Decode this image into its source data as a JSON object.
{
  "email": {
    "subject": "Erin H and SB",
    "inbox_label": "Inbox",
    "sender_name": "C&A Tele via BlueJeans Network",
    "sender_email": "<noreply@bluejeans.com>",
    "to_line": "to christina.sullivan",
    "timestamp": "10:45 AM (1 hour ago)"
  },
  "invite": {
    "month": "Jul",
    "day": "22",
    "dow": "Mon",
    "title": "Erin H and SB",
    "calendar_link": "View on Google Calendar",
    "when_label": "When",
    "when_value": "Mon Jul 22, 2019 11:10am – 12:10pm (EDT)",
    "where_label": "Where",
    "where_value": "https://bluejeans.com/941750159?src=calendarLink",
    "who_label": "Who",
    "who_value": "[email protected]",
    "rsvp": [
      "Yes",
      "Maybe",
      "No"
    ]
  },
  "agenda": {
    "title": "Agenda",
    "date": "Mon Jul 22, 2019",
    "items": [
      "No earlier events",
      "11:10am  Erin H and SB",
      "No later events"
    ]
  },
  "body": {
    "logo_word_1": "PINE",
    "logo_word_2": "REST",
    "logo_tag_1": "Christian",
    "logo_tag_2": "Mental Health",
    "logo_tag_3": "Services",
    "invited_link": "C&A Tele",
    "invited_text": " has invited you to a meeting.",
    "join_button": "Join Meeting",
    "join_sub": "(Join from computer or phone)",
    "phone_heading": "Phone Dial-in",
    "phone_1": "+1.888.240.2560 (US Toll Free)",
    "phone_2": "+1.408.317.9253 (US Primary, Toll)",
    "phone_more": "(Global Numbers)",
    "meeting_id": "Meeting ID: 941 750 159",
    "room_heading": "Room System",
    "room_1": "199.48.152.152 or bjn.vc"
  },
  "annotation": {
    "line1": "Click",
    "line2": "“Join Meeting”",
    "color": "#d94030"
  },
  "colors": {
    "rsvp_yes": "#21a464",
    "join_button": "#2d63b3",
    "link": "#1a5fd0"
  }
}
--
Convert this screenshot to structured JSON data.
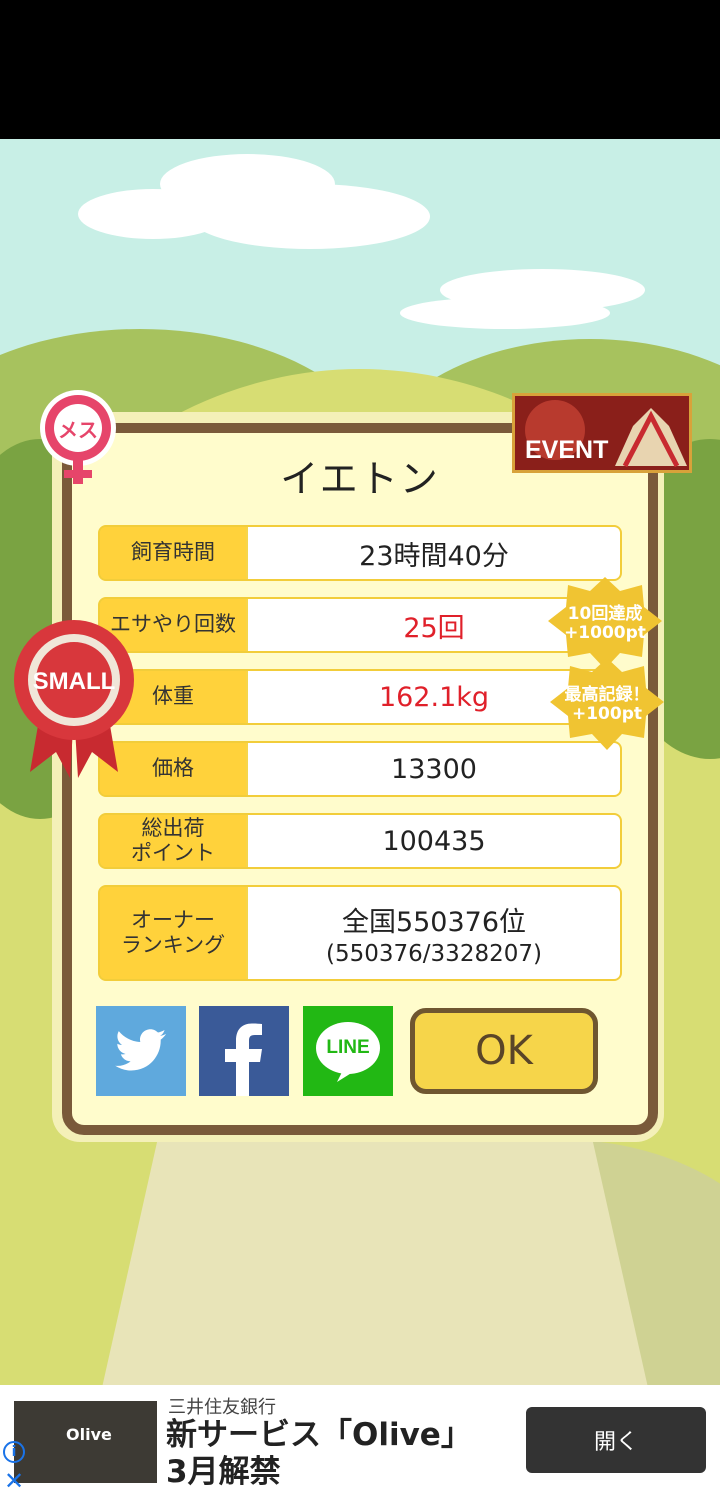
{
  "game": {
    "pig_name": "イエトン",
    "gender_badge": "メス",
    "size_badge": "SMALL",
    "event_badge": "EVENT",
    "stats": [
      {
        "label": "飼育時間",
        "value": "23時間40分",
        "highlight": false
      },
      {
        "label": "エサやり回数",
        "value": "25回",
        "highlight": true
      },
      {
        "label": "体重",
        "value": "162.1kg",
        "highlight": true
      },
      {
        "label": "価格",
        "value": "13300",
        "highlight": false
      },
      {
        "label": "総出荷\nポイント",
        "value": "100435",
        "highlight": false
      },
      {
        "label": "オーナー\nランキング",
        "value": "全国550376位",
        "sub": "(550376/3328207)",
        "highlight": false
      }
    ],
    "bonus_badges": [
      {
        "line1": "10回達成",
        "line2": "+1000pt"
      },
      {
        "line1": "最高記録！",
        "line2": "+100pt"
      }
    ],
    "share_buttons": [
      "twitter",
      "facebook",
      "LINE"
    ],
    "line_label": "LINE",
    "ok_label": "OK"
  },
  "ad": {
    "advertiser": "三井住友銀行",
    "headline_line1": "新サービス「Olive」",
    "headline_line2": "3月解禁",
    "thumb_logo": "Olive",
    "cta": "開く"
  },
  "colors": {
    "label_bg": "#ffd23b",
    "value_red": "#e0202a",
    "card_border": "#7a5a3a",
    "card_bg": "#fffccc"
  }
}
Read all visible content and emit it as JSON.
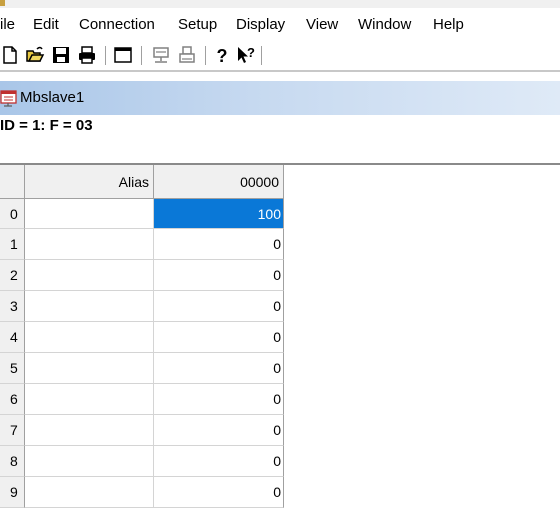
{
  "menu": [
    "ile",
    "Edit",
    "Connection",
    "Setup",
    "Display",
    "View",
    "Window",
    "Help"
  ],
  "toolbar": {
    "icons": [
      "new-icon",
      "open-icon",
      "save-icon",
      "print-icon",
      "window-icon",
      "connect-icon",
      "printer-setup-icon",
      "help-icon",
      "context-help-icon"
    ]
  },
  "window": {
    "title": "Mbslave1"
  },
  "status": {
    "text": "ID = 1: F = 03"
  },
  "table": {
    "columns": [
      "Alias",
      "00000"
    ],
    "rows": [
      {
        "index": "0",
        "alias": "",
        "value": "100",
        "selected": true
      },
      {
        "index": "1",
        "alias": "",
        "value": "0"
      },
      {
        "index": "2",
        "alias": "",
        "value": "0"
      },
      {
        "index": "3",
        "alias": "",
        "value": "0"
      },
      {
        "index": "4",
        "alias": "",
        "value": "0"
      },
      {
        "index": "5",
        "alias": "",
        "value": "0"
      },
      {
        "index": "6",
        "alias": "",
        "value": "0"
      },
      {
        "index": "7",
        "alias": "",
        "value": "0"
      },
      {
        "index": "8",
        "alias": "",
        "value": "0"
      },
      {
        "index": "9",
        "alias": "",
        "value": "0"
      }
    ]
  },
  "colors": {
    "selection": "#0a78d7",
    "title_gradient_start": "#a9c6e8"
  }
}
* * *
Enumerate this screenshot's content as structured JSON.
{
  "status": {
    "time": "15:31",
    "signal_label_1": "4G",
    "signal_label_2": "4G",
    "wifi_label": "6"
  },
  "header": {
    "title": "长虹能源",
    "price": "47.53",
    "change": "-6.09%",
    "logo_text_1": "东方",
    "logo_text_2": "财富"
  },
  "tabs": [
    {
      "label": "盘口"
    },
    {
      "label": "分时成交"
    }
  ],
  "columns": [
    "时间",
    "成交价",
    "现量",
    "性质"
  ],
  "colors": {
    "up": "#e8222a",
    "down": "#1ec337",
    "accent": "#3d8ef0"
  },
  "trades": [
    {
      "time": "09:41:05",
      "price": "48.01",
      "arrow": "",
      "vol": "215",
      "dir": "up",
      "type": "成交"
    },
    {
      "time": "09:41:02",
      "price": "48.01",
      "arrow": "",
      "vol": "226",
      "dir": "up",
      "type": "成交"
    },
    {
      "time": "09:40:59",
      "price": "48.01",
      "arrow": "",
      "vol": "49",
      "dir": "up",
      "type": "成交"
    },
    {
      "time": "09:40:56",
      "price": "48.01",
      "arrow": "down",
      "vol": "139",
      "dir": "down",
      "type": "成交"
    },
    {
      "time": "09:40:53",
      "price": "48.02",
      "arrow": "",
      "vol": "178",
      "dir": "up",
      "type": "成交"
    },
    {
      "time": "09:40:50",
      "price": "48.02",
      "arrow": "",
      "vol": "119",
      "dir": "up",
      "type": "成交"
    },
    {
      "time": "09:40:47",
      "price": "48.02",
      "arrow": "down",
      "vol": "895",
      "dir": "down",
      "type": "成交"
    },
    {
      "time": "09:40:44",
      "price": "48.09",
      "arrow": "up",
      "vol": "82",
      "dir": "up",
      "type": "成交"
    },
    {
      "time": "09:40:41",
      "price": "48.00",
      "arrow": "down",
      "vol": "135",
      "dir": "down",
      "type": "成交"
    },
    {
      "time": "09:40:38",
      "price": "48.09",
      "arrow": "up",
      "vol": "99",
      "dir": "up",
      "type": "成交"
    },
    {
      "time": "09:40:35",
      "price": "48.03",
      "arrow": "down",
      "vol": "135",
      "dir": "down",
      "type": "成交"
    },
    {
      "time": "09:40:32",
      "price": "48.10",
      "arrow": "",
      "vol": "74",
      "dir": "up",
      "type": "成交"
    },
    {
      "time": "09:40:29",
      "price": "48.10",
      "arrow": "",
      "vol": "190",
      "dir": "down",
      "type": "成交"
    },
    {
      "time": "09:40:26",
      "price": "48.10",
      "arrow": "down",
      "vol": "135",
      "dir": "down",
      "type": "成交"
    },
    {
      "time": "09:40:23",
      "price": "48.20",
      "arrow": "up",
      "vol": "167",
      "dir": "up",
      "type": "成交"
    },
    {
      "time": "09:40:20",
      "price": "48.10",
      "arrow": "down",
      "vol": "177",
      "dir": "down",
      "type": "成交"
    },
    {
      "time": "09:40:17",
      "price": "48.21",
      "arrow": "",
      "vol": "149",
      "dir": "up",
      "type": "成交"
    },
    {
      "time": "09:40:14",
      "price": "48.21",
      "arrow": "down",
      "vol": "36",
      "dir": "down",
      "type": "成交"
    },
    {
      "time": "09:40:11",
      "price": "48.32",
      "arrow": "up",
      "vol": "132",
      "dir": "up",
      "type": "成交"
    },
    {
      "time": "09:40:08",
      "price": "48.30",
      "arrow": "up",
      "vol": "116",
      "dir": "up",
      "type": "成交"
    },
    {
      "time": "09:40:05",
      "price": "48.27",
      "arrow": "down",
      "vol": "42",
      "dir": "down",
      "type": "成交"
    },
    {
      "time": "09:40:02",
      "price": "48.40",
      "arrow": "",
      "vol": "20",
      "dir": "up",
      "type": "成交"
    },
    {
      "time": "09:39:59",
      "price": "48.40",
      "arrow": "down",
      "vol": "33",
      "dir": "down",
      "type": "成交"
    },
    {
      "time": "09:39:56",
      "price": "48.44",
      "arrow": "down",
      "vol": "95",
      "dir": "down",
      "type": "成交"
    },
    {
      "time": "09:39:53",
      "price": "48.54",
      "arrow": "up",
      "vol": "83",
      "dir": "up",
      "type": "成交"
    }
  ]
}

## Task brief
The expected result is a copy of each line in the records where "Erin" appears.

## Task solution
    "subject": "Erin H and SB",
    "title": "Erin H and SB",
      "11:10am  Erin H and SB",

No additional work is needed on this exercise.